The Industrial Revolution can be characterised as an acceleration in rates of annual economic growth of income per capita from essentially zero up to the mid 17th century to around 1.8 per cent by the 20th century. It cannot readily be explained if knowledge is treated as a private or as a public good. We have previously shown that science can be considered as a novel good, namely a contribution good, which is a non-depletable good jointly available to those who have contributed to its creation. Here we suggest the Industrial Revolution can be modelled using a contribution good framework, characterised by the mutual contribution of knowledge by commercial competitors.
About the Speakers:
Terence Kealey is a professor of clinical biochemistry at the University of Buckingham in the United Kingdom, where he served as vice chancellor until 2014. As a clinical biochemist Dr. Kealey studied human experimental dermatology. He published around 45 original peer-reviewed papers and around 35 scientific reviews, also peer-reviewed. In 1996 he published his first book, The Economic Laws of Scientific Research, where he argued that, contrary to the conventional wisdom, governments need not fund science. His second book, Sex, Science and Profits (2008) argues that science is not a public good but, rather, is organized in invisible colleges, thereby making government funding irrelevant. Professor Kealey trained initially in medicine at Bart’s Hospital Medical School, London. He studied for his doctorate at Oxford University, where he worked first as a Medical Research Council Training Fellow and then as a Wellcome Senior Research Fellow in Clinical Science.
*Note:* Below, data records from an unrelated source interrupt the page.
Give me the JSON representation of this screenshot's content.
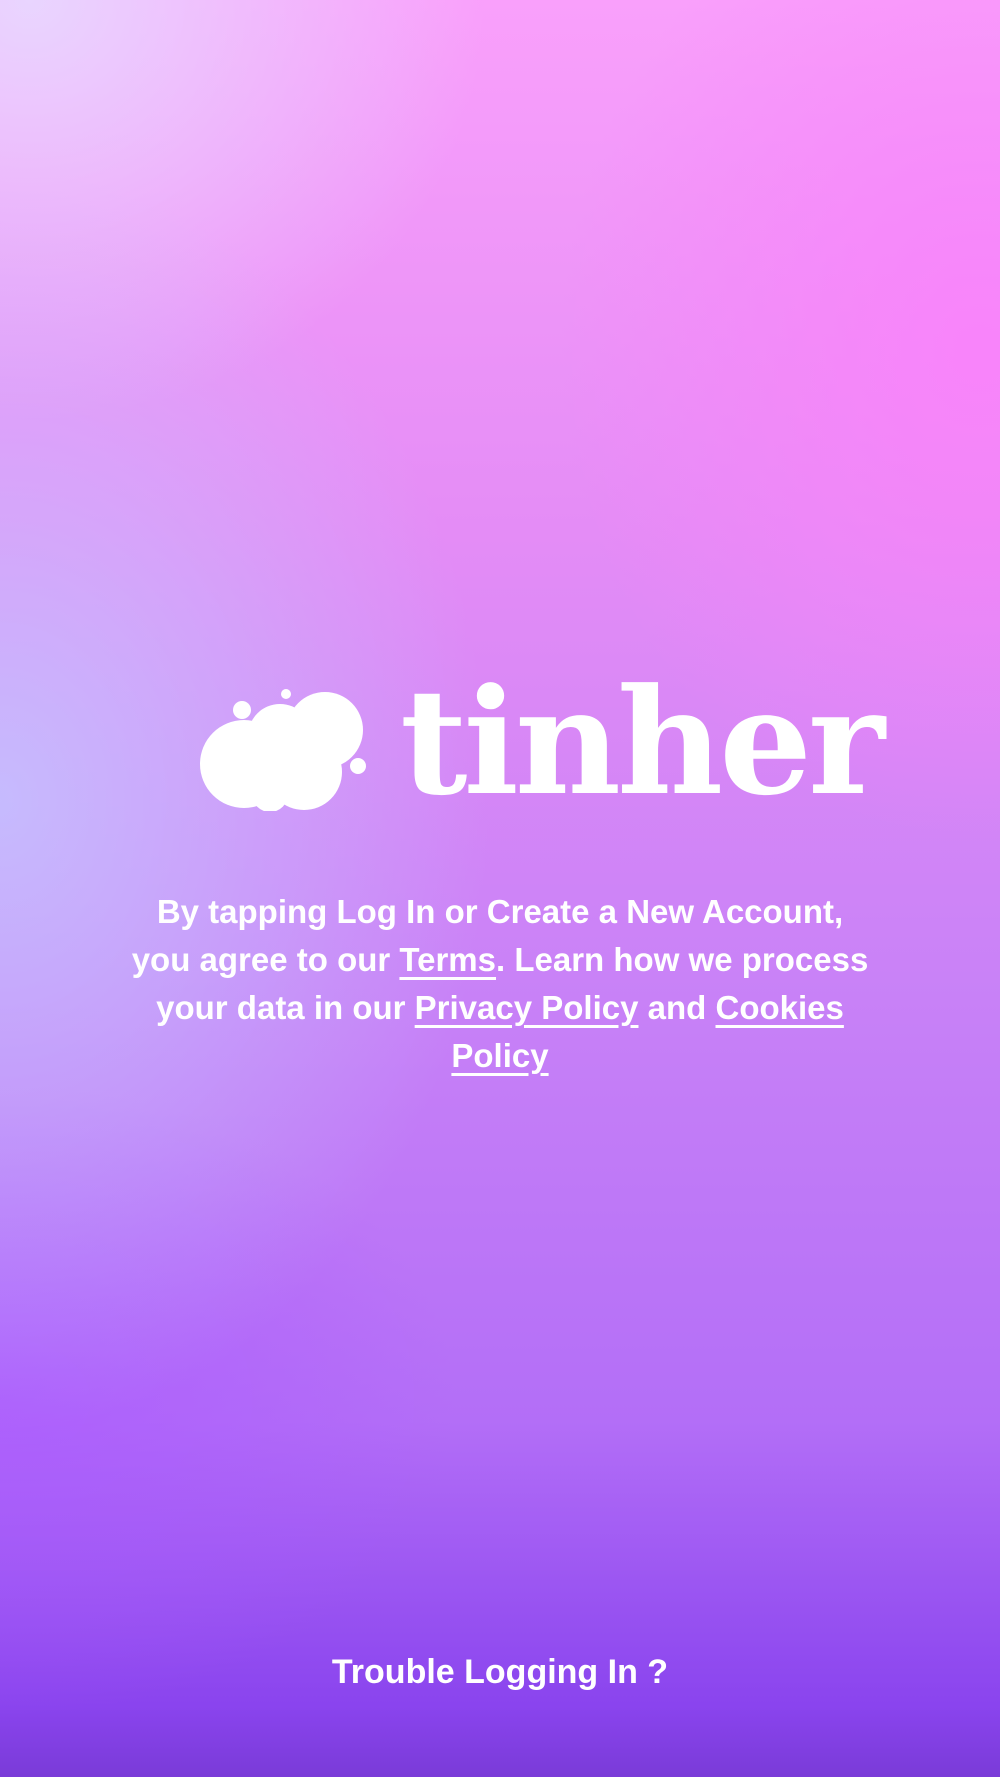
{
  "app": {
    "brand_name": "tinher",
    "logo_icon": "cloud-blob-icon",
    "colors": {
      "gradient_top_left": "#e8d8ff",
      "gradient_top_right": "#fa82fa",
      "gradient_mid": "#c982f7",
      "gradient_bottom": "#8a44ee",
      "text": "#ffffff"
    }
  },
  "legal": {
    "text_1": "By tapping Log In or Create a New Account, you agree to our ",
    "terms_link": "Terms",
    "text_2": ". Learn how we process your data in our ",
    "privacy_link": "Privacy Policy",
    "text_3": " and ",
    "cookies_link": "Cookies Policy"
  },
  "footer": {
    "trouble_link": "Trouble Logging In ?"
  }
}
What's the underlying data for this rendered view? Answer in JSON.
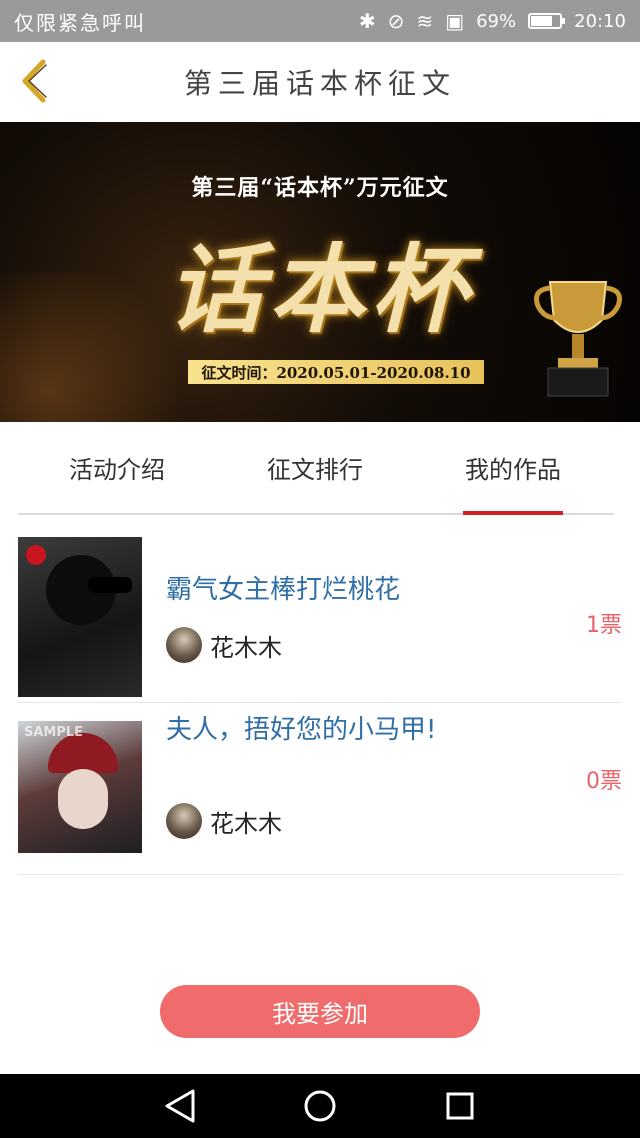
{
  "status_bar": {
    "carrier": "仅限紧急呼叫",
    "battery": "69%",
    "battery_level": 0.69,
    "time": "20:10",
    "icons": [
      "bluetooth-icon",
      "mute-icon",
      "wifi-icon",
      "sim-icon",
      "battery-icon"
    ]
  },
  "header": {
    "title": "第三届话本杯征文",
    "back_icon": "chevron-left-icon"
  },
  "banner": {
    "subtitle": "第三届“话本杯”万元征文",
    "main": "话本杯",
    "date": "征文时间：2020.05.01-2020.08.10"
  },
  "tabs": [
    {
      "label": "活动介绍",
      "active": false
    },
    {
      "label": "征文排行",
      "active": false
    },
    {
      "label": "我的作品",
      "active": true
    }
  ],
  "works": [
    {
      "title": "霸气女主棒打烂桃花",
      "author": "花木木",
      "votes": "1票"
    },
    {
      "title": "夫人，捂好您的小马甲!",
      "author": "花木木",
      "votes": "0票",
      "cover_watermark": "SAMPLE"
    }
  ],
  "join_button": "我要参加",
  "colors": {
    "accent": "#f06b6b",
    "tab_indicator": "#d42020",
    "title_blue": "#2f6fa5",
    "votes_red": "#e8636b",
    "back_icon": "#d4a62a"
  }
}
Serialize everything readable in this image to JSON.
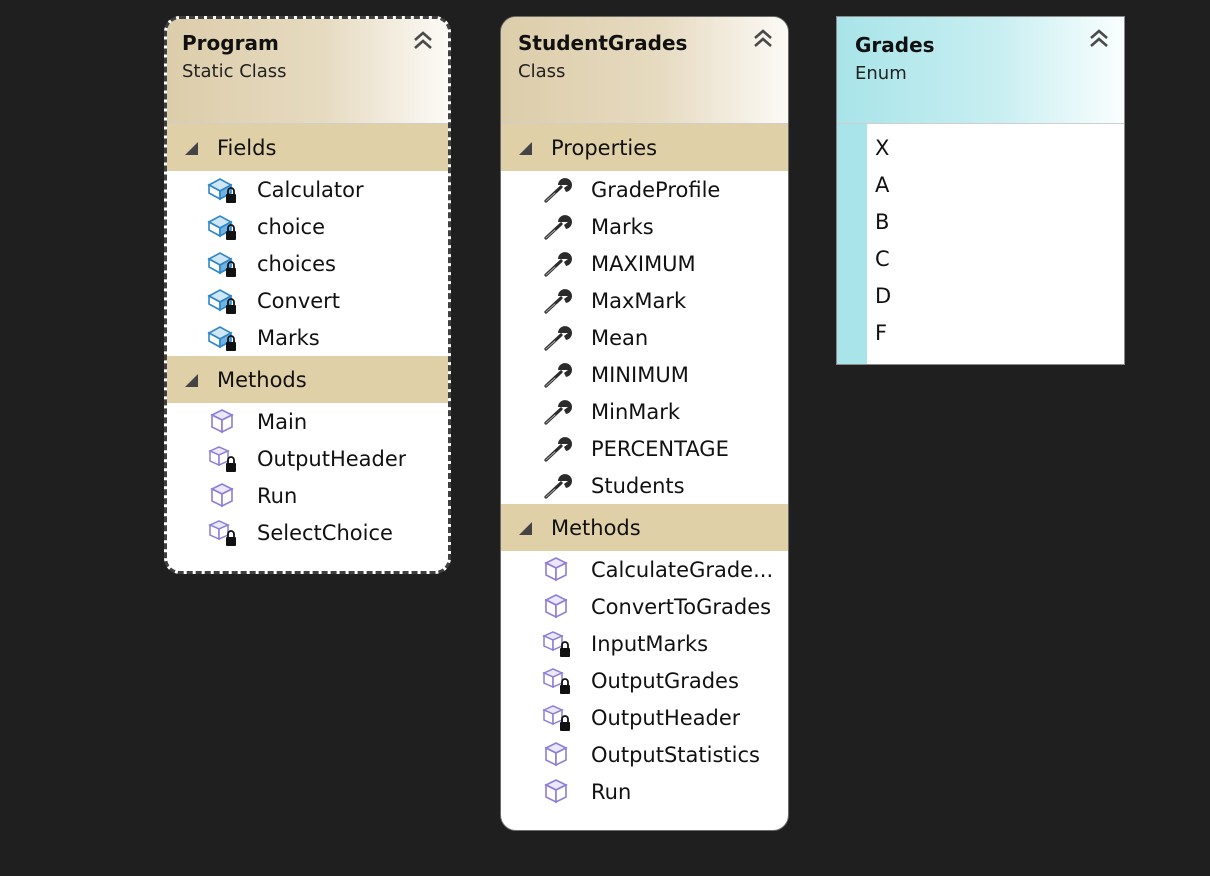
{
  "program": {
    "title": "Program",
    "subtitle": "Static Class",
    "sections": {
      "fields": {
        "label": "Fields",
        "items": [
          "Calculator",
          "choice",
          "choices",
          "Convert",
          "Marks"
        ]
      },
      "methods": {
        "label": "Methods",
        "items": [
          {
            "label": "Main",
            "icon": "public-method-icon"
          },
          {
            "label": "OutputHeader",
            "icon": "private-method-icon"
          },
          {
            "label": "Run",
            "icon": "public-method-icon"
          },
          {
            "label": "SelectChoice",
            "icon": "private-method-icon"
          }
        ]
      }
    }
  },
  "studentgrades": {
    "title": "StudentGrades",
    "subtitle": "Class",
    "sections": {
      "properties": {
        "label": "Properties",
        "items": [
          "GradeProfile",
          "Marks",
          "MAXIMUM",
          "MaxMark",
          "Mean",
          "MINIMUM",
          "MinMark",
          "PERCENTAGE",
          "Students"
        ]
      },
      "methods": {
        "label": "Methods",
        "items": [
          {
            "label": "CalculateGrade...",
            "icon": "public-method-icon"
          },
          {
            "label": "ConvertToGrades",
            "icon": "public-method-icon"
          },
          {
            "label": "InputMarks",
            "icon": "private-method-icon"
          },
          {
            "label": "OutputGrades",
            "icon": "private-method-icon"
          },
          {
            "label": "OutputHeader",
            "icon": "private-method-icon"
          },
          {
            "label": "OutputStatistics",
            "icon": "public-method-icon"
          },
          {
            "label": "Run",
            "icon": "public-method-icon"
          }
        ]
      }
    }
  },
  "grades": {
    "title": "Grades",
    "subtitle": "Enum",
    "values": [
      "X",
      "A",
      "B",
      "C",
      "D",
      "F"
    ]
  },
  "colors": {
    "canvas": "#1f1f1f",
    "class_header": "#dccdaa",
    "section_header": "#e0d0a8",
    "enum_header": "#a8e4e9",
    "method_icon": "#8a7fd6",
    "field_icon": "#2d86c9"
  }
}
Martin Ricketts is Professor of Economic Organisation at the University. He graduated from the University of Newcastle Upon Tyne (1970) and has a DPhil from the University of York (1980). He has published in professional journals on the theory of the firm, aspects of public finance, the new institutional economics and housing policy. He has been on the academic staff of the University of Buckingham since 1977 and has held a number of visiting posts abroad, notably Visiting Professor at the Virginia Polytechnic and State University (VPI) in the USA, and has lectured widely in other countries. He is a Fellow of the Royal Society of Arts Manufactures and Commerce and was an Honorary Professor at Heriot-Watt University (1996-2006). He was Economic Director of the National Economic Development Office (UK) 1991-1992; Dean of the School of Business at the University of Buckingham (1993-1997) and Dean of Humanities (2001-2014).